The Vikings sailed most of theNorth Atlantic , reaching south to North África and east torussia , and themiddle east, as looters, traders, colonists, and mercenaries. Vikings underLeif Ericsson , heir toErik the Red , reached North America , and set up a short lived settlement in present-day Newfoundland and Labrador, Canada The motives driving the Viking expansion form a topic of much debate in Nordic history. One common theory posits that the Norse population had outgrown agricultural potential of their Scandinavian homeland. For a coastal population with superior naval technologies, it made sense to expand overseas in the face of a youth bulge effect. However, this theory does little to explain why the expansion went overseas rather than into the vast, uncultivated forest areas on the interior of theScandinavian peninsula . It should be noted that sea raiding was easier than clearing large areas of forest for farm and pasture in a region with a limited growing season. No such rise in population or decline in agricultural production has been definitively proven.
England suffered from internal divisions, and was relatively easy prey given the proximity of many towns to the sea or navigable rivers. Lack of organized naval opposition throughout Western Europe allowed Viking ships to travel freely, raiding or trading as opportunity permitted.
The decline in the profitability of old trade routes could also have played a role. Trade between western Europe and the rest of Eurasia suffered a severe blow when the Roman Empire fell in the 5th century. The expansion of Islam in the 7th century had also affected trade with western Europe. Trade on theMediterranean Sea was historically at its lowest level when the Vikings initiated their expansion.. By opening new trade routes in Arabic and Frankish lands, the Vikings profited from international trade by expanding beyond their traditional boundaries
Following a period of thriving trade and Viking settlement, cultural impulses flowed from the rest of Europe to affect Viking dominance. Christianity had growing presence in Scandinavia , and with the rise of centralized authority and the development of more robust coastal defense systems, Viking raids became more risky and less profitable.

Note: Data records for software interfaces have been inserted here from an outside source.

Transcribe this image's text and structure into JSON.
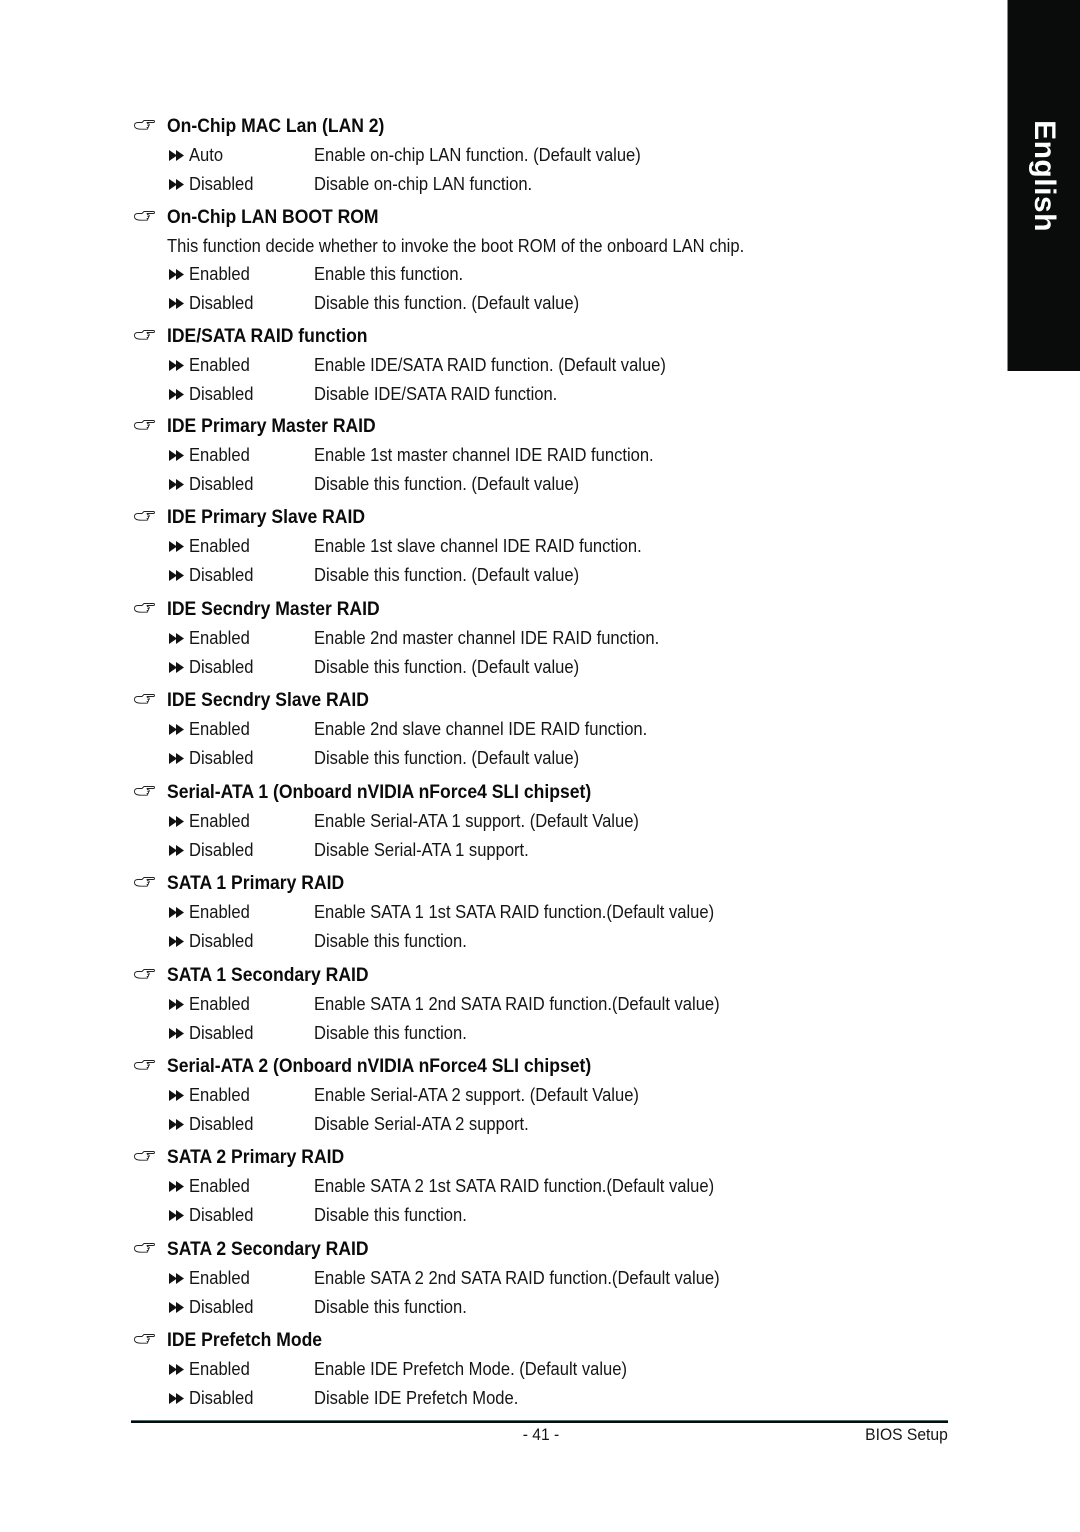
{
  "language_tab": {
    "label": "English"
  },
  "icons": {
    "heading_marker": "pointing-hand-icon",
    "option_bullet": "double-triangle-bullet-icon"
  },
  "sections": [
    {
      "title": "On-Chip MAC Lan (LAN 2)",
      "description": null,
      "options": [
        {
          "value": "Auto",
          "description": "Enable on-chip LAN function. (Default value)"
        },
        {
          "value": "Disabled",
          "description": "Disable on-chip LAN function."
        }
      ]
    },
    {
      "title": "On-Chip LAN BOOT ROM",
      "description": "This function decide whether to invoke the boot ROM of the onboard LAN chip.",
      "options": [
        {
          "value": "Enabled",
          "description": "Enable this function."
        },
        {
          "value": "Disabled",
          "description": "Disable this function. (Default value)"
        }
      ]
    },
    {
      "title": "IDE/SATA RAID function",
      "description": null,
      "options": [
        {
          "value": "Enabled",
          "description": "Enable IDE/SATA RAID function. (Default value)"
        },
        {
          "value": "Disabled",
          "description": "Disable IDE/SATA RAID function."
        }
      ]
    },
    {
      "title": "IDE Primary Master RAID",
      "description": null,
      "options": [
        {
          "value": "Enabled",
          "description": "Enable 1st master channel IDE RAID function."
        },
        {
          "value": "Disabled",
          "description": "Disable this function. (Default value)"
        }
      ]
    },
    {
      "title": "IDE Primary Slave RAID",
      "description": null,
      "options": [
        {
          "value": "Enabled",
          "description": "Enable 1st slave channel IDE RAID function."
        },
        {
          "value": "Disabled",
          "description": "Disable this function. (Default value)"
        }
      ]
    },
    {
      "title": "IDE Secndry Master RAID",
      "description": null,
      "options": [
        {
          "value": "Enabled",
          "description": "Enable 2nd master channel IDE RAID function."
        },
        {
          "value": "Disabled",
          "description": "Disable this function. (Default value)"
        }
      ]
    },
    {
      "title": "IDE Secndry Slave RAID",
      "description": null,
      "options": [
        {
          "value": "Enabled",
          "description": "Enable 2nd slave channel IDE RAID function."
        },
        {
          "value": "Disabled",
          "description": "Disable this function. (Default value)"
        }
      ]
    },
    {
      "title": "Serial-ATA 1 (Onboard nVIDIA nForce4 SLI chipset)",
      "description": null,
      "options": [
        {
          "value": "Enabled",
          "description": "Enable Serial-ATA 1 support. (Default Value)"
        },
        {
          "value": "Disabled",
          "description": "Disable Serial-ATA 1 support."
        }
      ]
    },
    {
      "title": "SATA 1 Primary RAID",
      "description": null,
      "options": [
        {
          "value": "Enabled",
          "description": "Enable SATA 1 1st SATA RAID function.(Default value)"
        },
        {
          "value": "Disabled",
          "description": "Disable this function."
        }
      ]
    },
    {
      "title": "SATA 1 Secondary RAID",
      "description": null,
      "options": [
        {
          "value": "Enabled",
          "description": "Enable SATA 1 2nd SATA RAID function.(Default value)"
        },
        {
          "value": "Disabled",
          "description": "Disable this function."
        }
      ]
    },
    {
      "title": "Serial-ATA 2  (Onboard nVIDIA nForce4 SLI chipset)",
      "description": null,
      "options": [
        {
          "value": "Enabled",
          "description": "Enable Serial-ATA 2 support. (Default Value)"
        },
        {
          "value": "Disabled",
          "description": "Disable Serial-ATA 2 support."
        }
      ]
    },
    {
      "title": "SATA 2 Primary RAID",
      "description": null,
      "options": [
        {
          "value": "Enabled",
          "description": "Enable SATA 2 1st SATA RAID function.(Default value)"
        },
        {
          "value": "Disabled",
          "description": "Disable this function."
        }
      ]
    },
    {
      "title": "SATA 2 Secondary RAID",
      "description": null,
      "options": [
        {
          "value": "Enabled",
          "description": "Enable SATA 2 2nd SATA RAID function.(Default value)"
        },
        {
          "value": "Disabled",
          "description": "Disable this function."
        }
      ]
    },
    {
      "title": "IDE Prefetch Mode",
      "description": null,
      "options": [
        {
          "value": "Enabled",
          "description": "Enable IDE Prefetch Mode. (Default value)"
        },
        {
          "value": "Disabled",
          "description": "Disable IDE Prefetch Mode."
        }
      ]
    }
  ],
  "footer": {
    "page_number": "- 41 -",
    "chapter": "BIOS Setup"
  }
}
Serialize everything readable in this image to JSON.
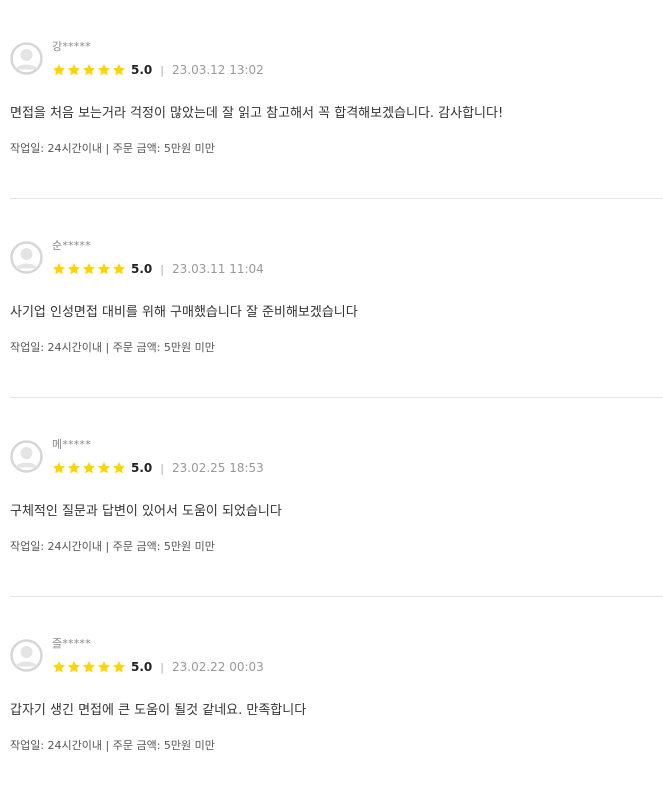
{
  "reviews": [
    {
      "nickname": "강*****",
      "score": "5.0",
      "separator": "|",
      "date": "23.03.12 13:02",
      "rating": 5,
      "text": "면접을 처음 보는거라 걱정이 많았는데 잘 읽고 참고해서 꼭 합격해보겠습니다. 감사합니다!",
      "meta": "작업일: 24시간이내 | 주문 금액: 5만원 미만"
    },
    {
      "nickname": "순*****",
      "score": "5.0",
      "separator": "|",
      "date": "23.03.11 11:04",
      "rating": 5,
      "text": "사기업 인성면접 대비를 위해 구매했습니다 잘 준비해보겠습니다",
      "meta": "작업일: 24시간이내 | 주문 금액: 5만원 미만"
    },
    {
      "nickname": "메*****",
      "score": "5.0",
      "separator": "|",
      "date": "23.02.25 18:53",
      "rating": 5,
      "text": "구체적인 질문과 답변이 있어서 도움이 되었습니다",
      "meta": "작업일: 24시간이내 | 주문 금액: 5만원 미만"
    },
    {
      "nickname": "즐*****",
      "score": "5.0",
      "separator": "|",
      "date": "23.02.22 00:03",
      "rating": 5,
      "text": "갑자기 생긴 면접에 큰 도움이 될것 같네요. 만족합니다",
      "meta": "작업일: 24시간이내 | 주문 금액: 5만원 미만"
    }
  ],
  "colors": {
    "star": "#ffd400",
    "avatar_ring": "#d6d6d6",
    "avatar_fill": "#e4e4e4",
    "divider": "#e6e6e6"
  },
  "icons": {
    "avatar": "default-user-avatar-icon",
    "star": "filled-star-icon"
  }
}
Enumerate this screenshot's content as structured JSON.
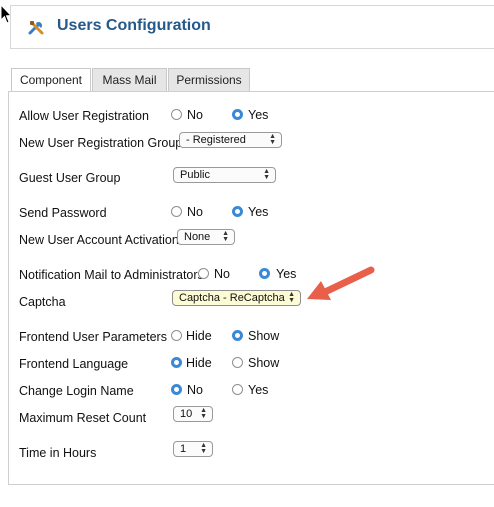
{
  "header": {
    "title": "Users Configuration"
  },
  "tabs": [
    {
      "label": "Component",
      "active": true
    },
    {
      "label": "Mass Mail",
      "active": false
    },
    {
      "label": "Permissions",
      "active": false
    }
  ],
  "fields": {
    "allow_user_registration": {
      "label": "Allow User Registration",
      "options": [
        "No",
        "Yes"
      ],
      "selected": "Yes"
    },
    "new_user_registration_group": {
      "label": "New User Registration Group",
      "value": "- Registered"
    },
    "guest_user_group": {
      "label": "Guest User Group",
      "value": "Public"
    },
    "send_password": {
      "label": "Send Password",
      "options": [
        "No",
        "Yes"
      ],
      "selected": "Yes"
    },
    "new_user_account_activation": {
      "label": "New User Account Activation",
      "value": "None"
    },
    "notification_mail": {
      "label": "Notification Mail to Administrators",
      "options": [
        "No",
        "Yes"
      ],
      "selected": "Yes"
    },
    "captcha": {
      "label": "Captcha",
      "value": "Captcha - ReCaptcha"
    },
    "frontend_user_parameters": {
      "label": "Frontend User Parameters",
      "options": [
        "Hide",
        "Show"
      ],
      "selected": "Show"
    },
    "frontend_language": {
      "label": "Frontend Language",
      "options": [
        "Hide",
        "Show"
      ],
      "selected": "Hide"
    },
    "change_login_name": {
      "label": "Change Login Name",
      "options": [
        "No",
        "Yes"
      ],
      "selected": "No"
    },
    "maximum_reset_count": {
      "label": "Maximum Reset Count",
      "value": "10"
    },
    "time_in_hours": {
      "label": "Time in Hours",
      "value": "1"
    }
  },
  "colors": {
    "title": "#25598a",
    "radio_selected": "#3a89d8",
    "annotation_arrow": "#e8604a",
    "captcha_highlight": "#fdfbd4"
  },
  "icons": [
    "mouse-cursor-icon",
    "tools-icon",
    "annotation-arrow-icon"
  ]
}
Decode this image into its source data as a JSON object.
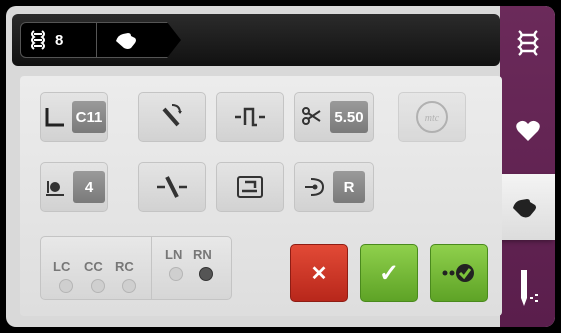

As the new quasi-feudalistic system became entrenched in Scandinavian rule, organized opposition sealed the Vikings' fate. Eleventh-century chronicles note Scandinavian attempts to combat the Vikings from the eastern shores of the Baltic Sea, which eventually led to Danish and Swedish participation in the Baltic Crusades during the 12th and 13th centuries. It also contributed to the development of the Hanseatic League .One of the primary profit centers of Viking trade wasslavery . TheChurch took a position that Christians should not own fellow Christians as slaves, so chattel slavery diminished as a practice throughout Northern Europe. Eventually, outright slavery was outlawed, replaced with serfdom at the bottom rung of Medieval society. This took much of the economic incentive out of raiding, though sporadic activity continued for a few decades beyond the Norman conquest of England.

Thank you Tobito for your contribution